Assignment: Keep only the lines that hold the string "true", filtering out the rest of the entries below.

Available data:
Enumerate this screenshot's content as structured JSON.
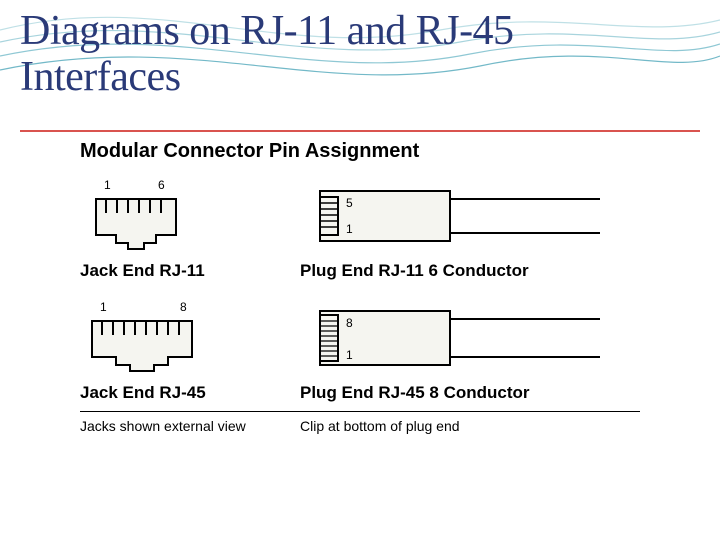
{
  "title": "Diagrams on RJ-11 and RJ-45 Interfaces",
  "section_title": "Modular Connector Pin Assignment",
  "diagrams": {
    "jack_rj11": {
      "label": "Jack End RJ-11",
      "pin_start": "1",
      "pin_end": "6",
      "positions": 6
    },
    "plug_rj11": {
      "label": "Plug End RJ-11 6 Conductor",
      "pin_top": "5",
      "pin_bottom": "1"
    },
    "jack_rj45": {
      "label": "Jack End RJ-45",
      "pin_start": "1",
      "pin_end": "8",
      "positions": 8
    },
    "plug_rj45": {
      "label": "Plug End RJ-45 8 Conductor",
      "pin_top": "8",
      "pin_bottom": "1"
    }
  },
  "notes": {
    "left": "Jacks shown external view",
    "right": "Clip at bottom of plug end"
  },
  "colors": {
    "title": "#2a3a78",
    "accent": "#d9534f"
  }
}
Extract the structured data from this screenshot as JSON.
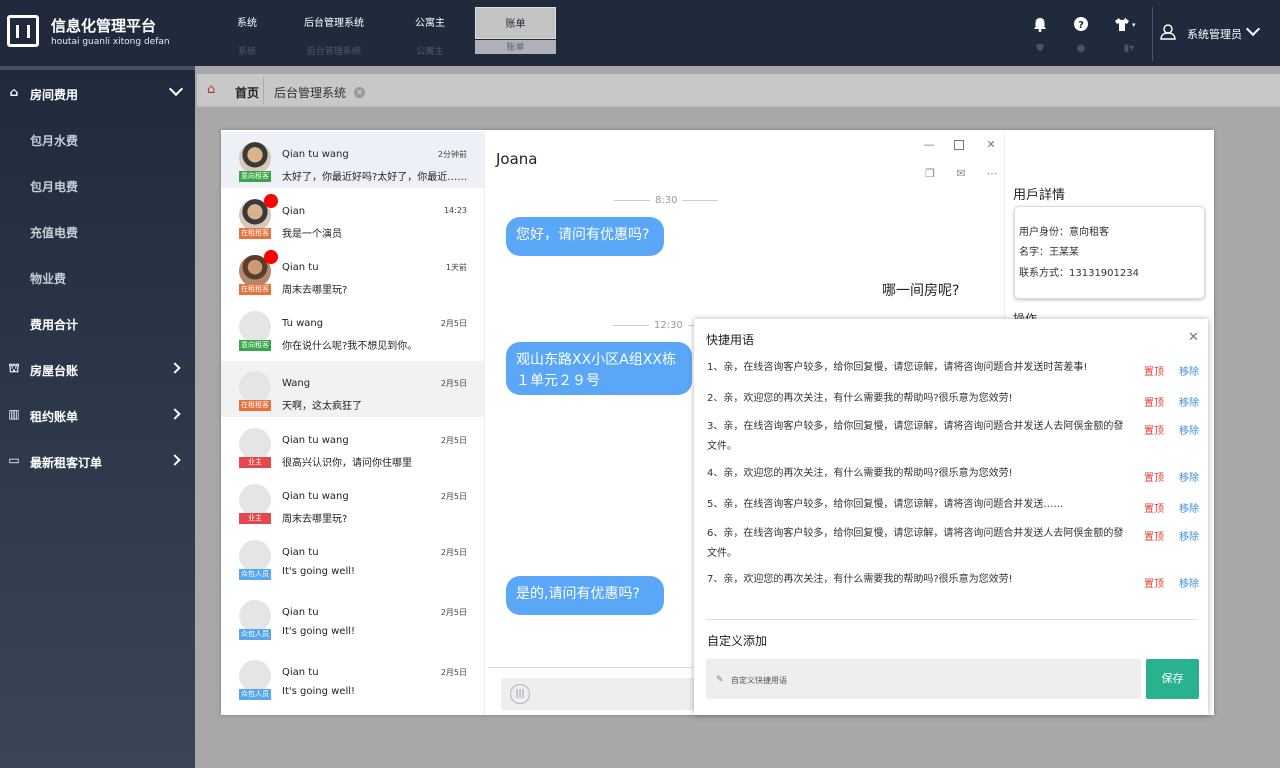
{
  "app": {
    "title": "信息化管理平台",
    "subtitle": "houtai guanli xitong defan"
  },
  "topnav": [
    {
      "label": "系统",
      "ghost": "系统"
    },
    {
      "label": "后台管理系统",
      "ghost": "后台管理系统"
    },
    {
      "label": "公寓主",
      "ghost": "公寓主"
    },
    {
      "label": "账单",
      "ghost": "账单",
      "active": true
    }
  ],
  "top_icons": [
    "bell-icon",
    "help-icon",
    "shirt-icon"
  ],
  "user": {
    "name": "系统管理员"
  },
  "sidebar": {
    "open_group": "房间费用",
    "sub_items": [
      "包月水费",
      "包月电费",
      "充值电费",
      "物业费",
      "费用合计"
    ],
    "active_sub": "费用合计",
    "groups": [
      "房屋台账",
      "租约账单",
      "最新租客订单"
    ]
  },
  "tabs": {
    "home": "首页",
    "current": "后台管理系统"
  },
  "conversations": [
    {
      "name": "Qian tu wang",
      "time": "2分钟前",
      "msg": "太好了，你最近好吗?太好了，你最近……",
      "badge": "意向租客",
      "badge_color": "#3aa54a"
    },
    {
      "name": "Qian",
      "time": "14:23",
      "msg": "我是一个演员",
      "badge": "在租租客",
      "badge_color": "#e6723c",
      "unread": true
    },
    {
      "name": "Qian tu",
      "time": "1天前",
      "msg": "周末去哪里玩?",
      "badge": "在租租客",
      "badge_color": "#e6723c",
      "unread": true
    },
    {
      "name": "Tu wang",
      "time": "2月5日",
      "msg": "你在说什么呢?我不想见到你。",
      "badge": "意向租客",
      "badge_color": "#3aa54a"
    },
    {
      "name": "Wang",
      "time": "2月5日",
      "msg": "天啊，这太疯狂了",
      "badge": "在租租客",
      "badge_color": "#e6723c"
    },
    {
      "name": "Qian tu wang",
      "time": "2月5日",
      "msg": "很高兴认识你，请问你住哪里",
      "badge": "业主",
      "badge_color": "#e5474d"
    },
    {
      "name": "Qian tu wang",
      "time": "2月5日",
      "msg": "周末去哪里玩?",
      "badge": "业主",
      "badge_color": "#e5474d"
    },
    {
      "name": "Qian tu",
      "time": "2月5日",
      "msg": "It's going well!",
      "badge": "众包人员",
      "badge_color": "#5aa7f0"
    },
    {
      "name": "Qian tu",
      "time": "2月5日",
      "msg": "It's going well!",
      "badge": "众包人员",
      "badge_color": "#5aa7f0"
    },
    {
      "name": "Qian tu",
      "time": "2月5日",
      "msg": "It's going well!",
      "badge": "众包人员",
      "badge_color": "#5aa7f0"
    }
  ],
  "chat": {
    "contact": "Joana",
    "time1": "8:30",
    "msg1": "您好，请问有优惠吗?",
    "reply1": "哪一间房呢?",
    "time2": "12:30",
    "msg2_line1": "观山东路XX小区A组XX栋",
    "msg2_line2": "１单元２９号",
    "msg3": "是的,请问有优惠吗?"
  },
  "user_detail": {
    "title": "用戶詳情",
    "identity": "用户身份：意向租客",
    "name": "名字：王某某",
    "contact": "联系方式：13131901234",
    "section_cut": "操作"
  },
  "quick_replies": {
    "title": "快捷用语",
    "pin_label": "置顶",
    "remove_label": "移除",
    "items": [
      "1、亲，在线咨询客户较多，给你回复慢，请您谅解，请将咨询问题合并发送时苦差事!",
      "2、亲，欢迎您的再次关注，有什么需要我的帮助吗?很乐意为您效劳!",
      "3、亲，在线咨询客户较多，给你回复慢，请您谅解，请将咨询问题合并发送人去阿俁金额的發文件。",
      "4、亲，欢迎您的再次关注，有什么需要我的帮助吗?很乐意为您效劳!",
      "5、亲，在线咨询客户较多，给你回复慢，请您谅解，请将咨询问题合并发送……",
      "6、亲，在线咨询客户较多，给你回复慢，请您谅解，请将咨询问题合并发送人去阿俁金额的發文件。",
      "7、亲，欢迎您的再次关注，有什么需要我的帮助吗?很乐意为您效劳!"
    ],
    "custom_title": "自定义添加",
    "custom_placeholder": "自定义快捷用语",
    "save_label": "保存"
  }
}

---

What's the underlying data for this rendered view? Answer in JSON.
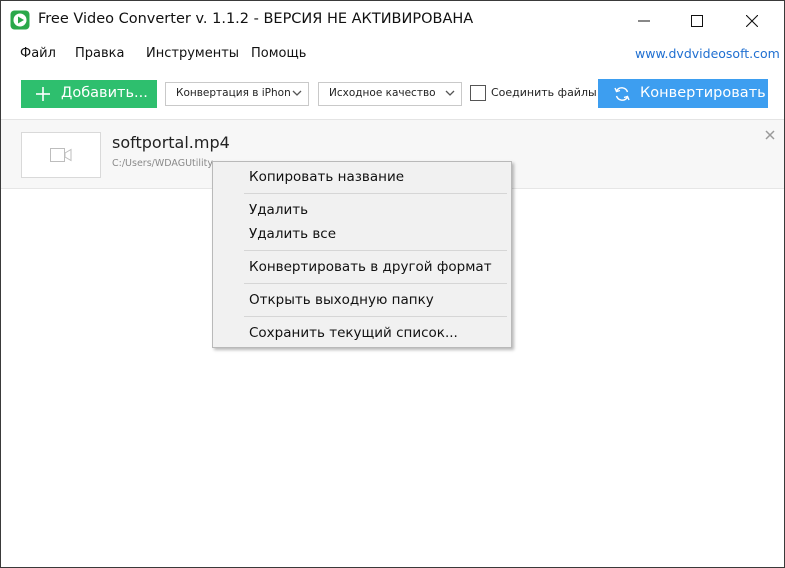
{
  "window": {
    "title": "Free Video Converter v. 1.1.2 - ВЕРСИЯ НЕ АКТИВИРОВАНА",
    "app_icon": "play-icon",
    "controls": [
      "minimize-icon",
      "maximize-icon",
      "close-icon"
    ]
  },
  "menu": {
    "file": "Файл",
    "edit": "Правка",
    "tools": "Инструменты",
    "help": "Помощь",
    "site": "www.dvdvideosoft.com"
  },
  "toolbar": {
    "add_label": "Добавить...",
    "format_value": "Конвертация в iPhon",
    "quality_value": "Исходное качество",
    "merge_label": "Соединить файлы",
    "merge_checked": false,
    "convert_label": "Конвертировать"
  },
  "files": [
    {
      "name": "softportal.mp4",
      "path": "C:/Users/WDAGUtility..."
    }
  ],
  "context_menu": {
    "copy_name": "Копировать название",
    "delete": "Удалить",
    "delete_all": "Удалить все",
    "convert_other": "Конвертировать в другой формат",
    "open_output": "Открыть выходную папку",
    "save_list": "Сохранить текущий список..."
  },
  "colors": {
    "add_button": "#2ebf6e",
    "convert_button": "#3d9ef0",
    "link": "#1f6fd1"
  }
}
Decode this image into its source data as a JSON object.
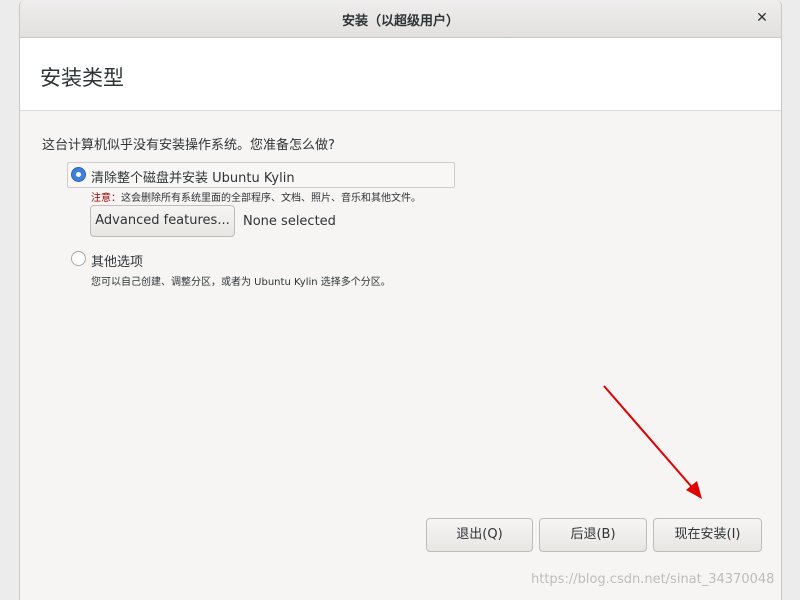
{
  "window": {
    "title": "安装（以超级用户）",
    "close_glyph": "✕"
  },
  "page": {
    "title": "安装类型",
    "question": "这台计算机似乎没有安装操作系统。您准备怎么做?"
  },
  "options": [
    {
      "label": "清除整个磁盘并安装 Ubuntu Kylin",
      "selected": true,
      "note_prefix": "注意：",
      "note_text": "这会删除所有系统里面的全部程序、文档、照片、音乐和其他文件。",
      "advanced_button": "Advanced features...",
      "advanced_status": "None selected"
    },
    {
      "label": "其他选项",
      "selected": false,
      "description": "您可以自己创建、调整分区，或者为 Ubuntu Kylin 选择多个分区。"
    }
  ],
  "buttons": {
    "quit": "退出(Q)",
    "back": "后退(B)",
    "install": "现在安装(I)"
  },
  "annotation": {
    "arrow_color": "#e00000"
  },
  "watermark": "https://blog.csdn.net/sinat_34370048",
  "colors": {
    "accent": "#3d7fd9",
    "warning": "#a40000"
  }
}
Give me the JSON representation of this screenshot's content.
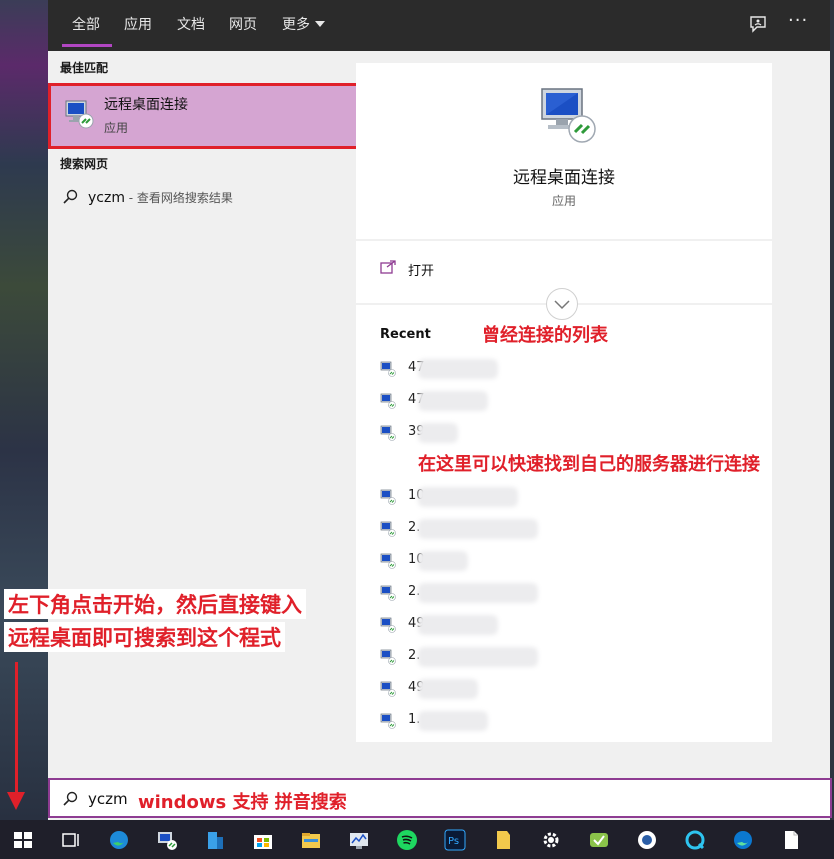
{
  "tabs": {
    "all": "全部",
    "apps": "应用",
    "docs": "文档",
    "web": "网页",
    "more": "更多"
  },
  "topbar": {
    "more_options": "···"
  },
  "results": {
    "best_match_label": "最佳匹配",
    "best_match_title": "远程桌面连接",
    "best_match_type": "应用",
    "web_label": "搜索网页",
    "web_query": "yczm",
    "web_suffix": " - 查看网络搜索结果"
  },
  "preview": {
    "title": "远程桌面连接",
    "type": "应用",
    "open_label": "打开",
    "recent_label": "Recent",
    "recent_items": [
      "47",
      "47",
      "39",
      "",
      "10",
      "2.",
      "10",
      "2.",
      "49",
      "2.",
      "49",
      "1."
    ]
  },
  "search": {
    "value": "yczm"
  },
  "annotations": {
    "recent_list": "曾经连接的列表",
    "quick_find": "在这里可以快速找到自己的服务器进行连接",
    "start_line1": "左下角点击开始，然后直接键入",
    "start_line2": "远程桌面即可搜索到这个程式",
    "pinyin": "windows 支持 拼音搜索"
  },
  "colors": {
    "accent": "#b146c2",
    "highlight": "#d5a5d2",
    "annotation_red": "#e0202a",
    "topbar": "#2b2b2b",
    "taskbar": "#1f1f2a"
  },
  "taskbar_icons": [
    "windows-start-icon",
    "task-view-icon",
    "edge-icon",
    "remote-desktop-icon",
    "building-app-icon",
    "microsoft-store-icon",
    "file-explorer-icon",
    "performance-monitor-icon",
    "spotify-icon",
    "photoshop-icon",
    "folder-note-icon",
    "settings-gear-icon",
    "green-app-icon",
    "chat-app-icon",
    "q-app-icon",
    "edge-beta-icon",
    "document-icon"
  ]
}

Answer to the problem:
      "active": true
      "unread": true
      "unread": true
      "selected": true,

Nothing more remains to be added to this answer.